And often, requests for basic public information just linger and die.
For instance, Ukraine’s treasury department still hasn’t responded to journalists’ requests asking where the $4.8 billion from the sale of the previously state-owned Kryvorizhstal steel plant, the nation’s largest, had been transferred.
“This trend of not disclosing what essentially is public information and owned by the public is worsening in the current political situation because we have a top-down form of governance and the lower ranking officials see what those at the top are doing and copy their actions,” Shevchenko, the public information-crusading lawmaker, said.

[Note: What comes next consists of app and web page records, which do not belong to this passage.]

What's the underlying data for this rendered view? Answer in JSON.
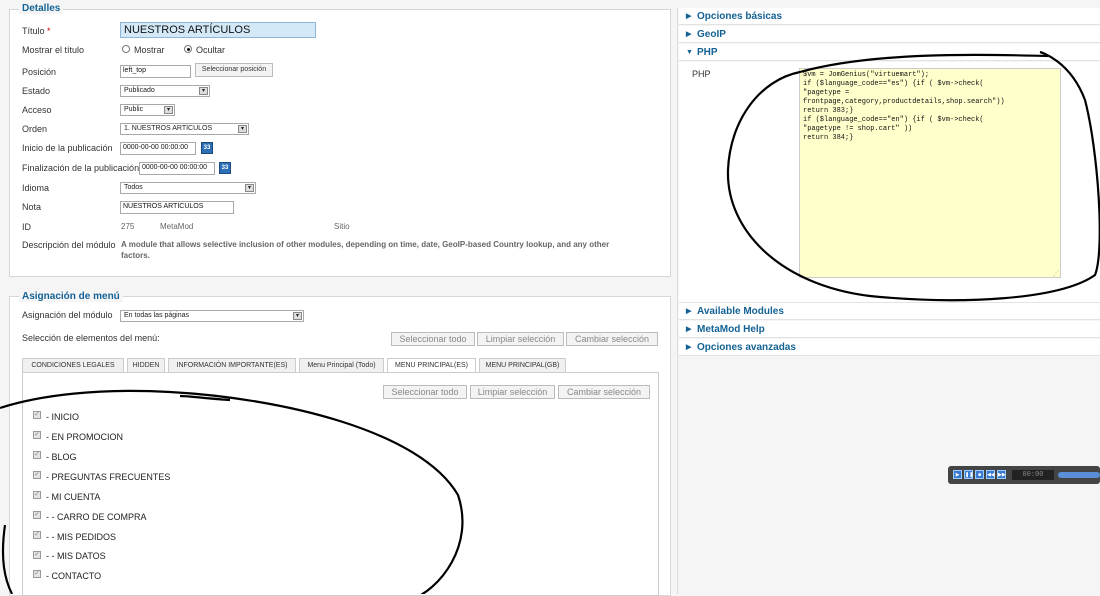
{
  "details": {
    "legend": "Detalles",
    "titulo_label": "Título",
    "required_mark": "*",
    "titulo_value": "NUESTROS ARTÍCULOS",
    "mostrar_titulo_label": "Mostrar el título",
    "mostrar_option": "Mostrar",
    "ocultar_option": "Ocultar",
    "mostrar_selected": "Ocultar",
    "posicion_label": "Posición",
    "posicion_value": "left_top",
    "seleccionar_posicion_button": "Seleccionar posición",
    "estado_label": "Estado",
    "estado_value": "Publicado",
    "acceso_label": "Acceso",
    "acceso_value": "Public",
    "orden_label": "Orden",
    "orden_value": "1. NUESTROS ARTÍCULOS",
    "inicio_label": "Inicio de la publicación",
    "inicio_value": "0000-00-00 00:00:00",
    "fin_label": "Finalización de la publicación",
    "fin_value": "0000-00-00 00:00:00",
    "calendar_icon_text": "33",
    "idioma_label": "Idioma",
    "idioma_value": "Todos",
    "nota_label": "Nota",
    "nota_value": "NUESTROS ARTÍCULOS",
    "id_label": "ID",
    "id_value": "275",
    "module_type": "MetaMod",
    "site_label": "Sitio",
    "descripcion_label": "Descripción del módulo",
    "descripcion_value_line1": "A module that allows selective inclusion of other modules, depending on time, date, GeoIP-based Country lookup, and any other",
    "descripcion_value_line2": "factors."
  },
  "menu_assignment": {
    "legend": "Asignación de menú",
    "asignacion_label": "Asignación del módulo",
    "asignacion_value": "En todas las páginas",
    "seleccion_label": "Selección de elementos del menú:",
    "select_all": "Seleccionar todo",
    "clear_selection": "Limpiar selección",
    "toggle_selection": "Cambiar selección",
    "tabs": [
      {
        "label": "CONDICIONES LEGALES",
        "active": false
      },
      {
        "label": "HIDDEN",
        "active": false
      },
      {
        "label": "INFORMACIÓN IMPORTANTE(ES)",
        "active": false
      },
      {
        "label": "Menu Principal (Todo)",
        "active": false
      },
      {
        "label": "MENU PRINCIPAL(ES)",
        "active": true
      },
      {
        "label": "MENU PRINCIPAL(GB)",
        "active": false
      }
    ],
    "items": [
      {
        "label": "- INICIO",
        "checked": true
      },
      {
        "label": "- EN PROMOCION",
        "checked": true
      },
      {
        "label": "- BLOG",
        "checked": true
      },
      {
        "label": "- PREGUNTAS FRECUENTES",
        "checked": true
      },
      {
        "label": "- MI CUENTA",
        "checked": true
      },
      {
        "label": "- - CARRO DE COMPRA",
        "checked": true
      },
      {
        "label": "- - MIS PEDIDOS",
        "checked": true
      },
      {
        "label": "- - MIS DATOS",
        "checked": true
      },
      {
        "label": "- CONTACTO",
        "checked": true
      }
    ]
  },
  "accordion": {
    "opciones_basicas": "Opciones básicas",
    "geoip": "GeoIP",
    "php": "PHP",
    "available_modules": "Available Modules",
    "metamod_help": "MetaMod Help",
    "opciones_avanzadas": "Opciones avanzadas"
  },
  "php_panel": {
    "label": "PHP",
    "code": "$vm = JomGenius(\"virtuemart\");\nif ($language_code==\"es\") {if ( $vm->check(\n\"pagetype =\nfrontpage,category,productdetails,shop.search\"))\nreturn 383;}\nif ($language_code==\"en\") {if ( $vm->check(\n\"pagetype != shop.cart\" ))\nreturn 384;}"
  },
  "player": {
    "time": "00:00"
  },
  "colors": {
    "accent": "#146295",
    "title_input_bg": "#d4e9f7",
    "code_bg": "#ffffcc",
    "annotation": "#000000"
  }
}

An information law dating to 1992 regulates public access. Another law on state secrets dating to 1994 regulates what can and cannot be classified. The latter emulates the Soviet practice of having “experts” based in every government agency who determine what information is public and what is not.
“These so-called experts have a very wide spectrum through which they could classify information and most often this depends on the will of the person classifying information,” Zakharov said of the arbitrary way in which public information gets restricted.
“The concept of public ownership isn’t developed in Ukraine. Many Soviet habits persist today.”
The human rights activist noted that every oblast administration has its own list of items of what can be classified and limited to public disclosure yet they all have the same amount of authority according to law.
The law on information currently in place is outdated compared to international best practice, making a mockery of the country’s international obligations including to the Parliamentary Assembly of the Council of Europe.
“There’s been a huge leap forward internationally and Ukraine has so far missed the boat,” said Helen Darbishire, head of Access-Info, a leading European non-governmental organization pushing for freedom of information.
According to Darbishire, the main elements of the last decade’s revolution in access to information encompass the clear presumption that it’s the public that owns information, and that all public bodies, branches of power and private bodies performing public functions are covered.
Meanwhile, Ukraine lags decades behind with Soviet-level access to information that should be public.